ministries, the legislature, the courts, Convention on Cultural Property and forces;
the latter's Second Protocol of 1999

International Committee of the Red Cross

8) to provide for the establishment training of personnel, the production may also be able to offer assistance
and/or regulation of: of identity cards and other with implementation.
documents, the setting up of special
 National Red Cross and structures, and the introduction of Through its Advisory Service on
Red Crescent Societies and planning and administrative International Humanitarian Law, the
other voluntary aid procedures. International Committee of the Red
societies, Cross provides advice and
 civil defence organizations, All these measures are essential to documentation to governments on
ensuring effective implementation of national implementation. It can be
 National Information humanitarian law. contacted through the nearest ICRC
Bureaux; delegation, or at the address below.
9) to take account of international
humanitarian law when selecting How can this be done?
military sites and in developing Advisory Service on International
and adopting weapons and Careful planning and regular Humanitarian Law
military tactics; consultation are the key to effective Legal Division
implementation. Many States have International Committee
10) to provide for the establishment established national humanitarian of the Red Cross
of hospital zones, neutralized law committees or similar bodies for 19, avenue de la Paix
zones, security zones and this purpose. They bring together 1202 Geneva
demilitarized zones. government ministries, national Switzerland
organizations, professional bodies
The treaty provisions that could or do and others with responsibilities or tel. ++ 41 22 734 60 01
require such measures are set out in expertise in the field of fax: ++ 41 22 733 20 57
the table below. implementation. Such bodies have
generally proved to be an effective E-mail:
Some of these measures will require means of promoting national
the adoption of legislation or implementation.
regulations. Others will require the 06/2002
development of educational In some countries, the National Red
programmes, the recruitment and/or Cross and Red Crescent Societies

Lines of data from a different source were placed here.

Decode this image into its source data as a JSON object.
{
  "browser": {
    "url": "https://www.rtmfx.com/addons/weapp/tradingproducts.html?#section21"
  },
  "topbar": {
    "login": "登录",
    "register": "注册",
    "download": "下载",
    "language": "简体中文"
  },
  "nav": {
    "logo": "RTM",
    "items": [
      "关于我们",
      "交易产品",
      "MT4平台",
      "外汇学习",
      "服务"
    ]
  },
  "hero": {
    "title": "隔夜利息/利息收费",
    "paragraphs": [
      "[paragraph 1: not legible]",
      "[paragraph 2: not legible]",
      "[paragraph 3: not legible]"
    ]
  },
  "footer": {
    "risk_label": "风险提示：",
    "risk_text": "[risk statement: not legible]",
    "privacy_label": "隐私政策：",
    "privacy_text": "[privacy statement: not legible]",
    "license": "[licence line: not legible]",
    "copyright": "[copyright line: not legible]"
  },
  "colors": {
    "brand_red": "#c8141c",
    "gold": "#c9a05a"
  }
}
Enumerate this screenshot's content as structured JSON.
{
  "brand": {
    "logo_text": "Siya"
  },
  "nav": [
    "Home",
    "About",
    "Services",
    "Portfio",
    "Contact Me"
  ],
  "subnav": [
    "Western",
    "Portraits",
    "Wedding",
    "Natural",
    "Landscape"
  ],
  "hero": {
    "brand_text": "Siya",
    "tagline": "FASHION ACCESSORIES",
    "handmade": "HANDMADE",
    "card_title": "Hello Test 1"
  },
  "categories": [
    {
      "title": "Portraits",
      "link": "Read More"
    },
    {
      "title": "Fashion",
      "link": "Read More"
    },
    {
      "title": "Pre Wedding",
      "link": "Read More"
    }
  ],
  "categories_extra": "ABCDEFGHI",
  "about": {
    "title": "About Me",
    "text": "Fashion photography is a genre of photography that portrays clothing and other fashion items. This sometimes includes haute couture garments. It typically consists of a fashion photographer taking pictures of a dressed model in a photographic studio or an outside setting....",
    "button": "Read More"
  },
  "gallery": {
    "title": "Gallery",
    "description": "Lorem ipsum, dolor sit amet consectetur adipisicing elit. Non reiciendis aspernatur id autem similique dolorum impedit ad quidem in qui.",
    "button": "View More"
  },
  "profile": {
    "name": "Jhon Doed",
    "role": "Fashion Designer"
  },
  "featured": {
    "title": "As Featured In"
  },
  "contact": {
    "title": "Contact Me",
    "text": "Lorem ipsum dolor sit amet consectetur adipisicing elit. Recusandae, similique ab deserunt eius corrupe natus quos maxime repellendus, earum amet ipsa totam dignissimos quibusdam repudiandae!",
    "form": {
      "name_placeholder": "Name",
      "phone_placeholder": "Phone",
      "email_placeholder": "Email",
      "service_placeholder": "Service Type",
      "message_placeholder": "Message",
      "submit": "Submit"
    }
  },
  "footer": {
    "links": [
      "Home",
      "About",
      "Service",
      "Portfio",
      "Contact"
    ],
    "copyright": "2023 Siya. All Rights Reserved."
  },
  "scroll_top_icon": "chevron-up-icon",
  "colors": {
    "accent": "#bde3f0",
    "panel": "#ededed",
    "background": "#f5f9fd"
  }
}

Key articles requiring the adoption of IHL national implementation measures

1954 Hague 1999
1949 Geneva Conventions 1977 Protocols
Conv. Protocol
First Second Third Fourth I II
Translation 48 49 41, 128 99, 145 84 26 37
Dissemination & training 47 48 41, 127 99, 144 80, 82-83, 87 19 7, 25 30
General provisions 49-54 50-53 129-132 146-149 85-91 28 15-21
War crimes 49-50 50-51 129-130 146-147 11, 85-90
Compensation 91
Fundamental guarantees 3, 12 3, 13-17 3, 27-34 11, 75-77 4-5,7
Judicial and disciplinary 3, 5, 17, 3, 5, 31-35, 43,
guarantees; rights of prisoners 3 3 82-90, 64-78, 99-100, 44-45, 75 6
and detainees 95-108, 129 117-126
Medicinal and religious personnel 40, 41 42 20 15-16, 18 10, 12
Medicinal transports and facilities 22, 24-27,
19, 36, 39,
38-39, 41, 18, 21-22 12, 18, 21-23 12
Cultural property 53 16 3, 6, 10, 12 5
Dangerous forces 56 15
Identity cards 18, 66-67,
27, 40, 41,
42, Annex 17, Annex IV 20 78-79,
Annex II
Annexes I&II
Capture and internment cards 70, Annex IV 106, Annex III
Use/misuse of emblems and 18, 37-38, 66,
144, 53-54 44-45 12 6, 10, 12, 17
symbols 85, Annex I
Experts and advisers
Qualified persons 6 7, 25
Legal advisers 82
National Societies 26 63 81 18
Civil defence 63 61-67
Information bureaux 122-124 136-141
Mixed medical commissions 112, Annex II
Military planning
Weapons/tactics 36
Military sites 57-58 8
Protected zones and localities 23, Annex I 14, 15 59-60, Annex I

International Committee of the Red Cross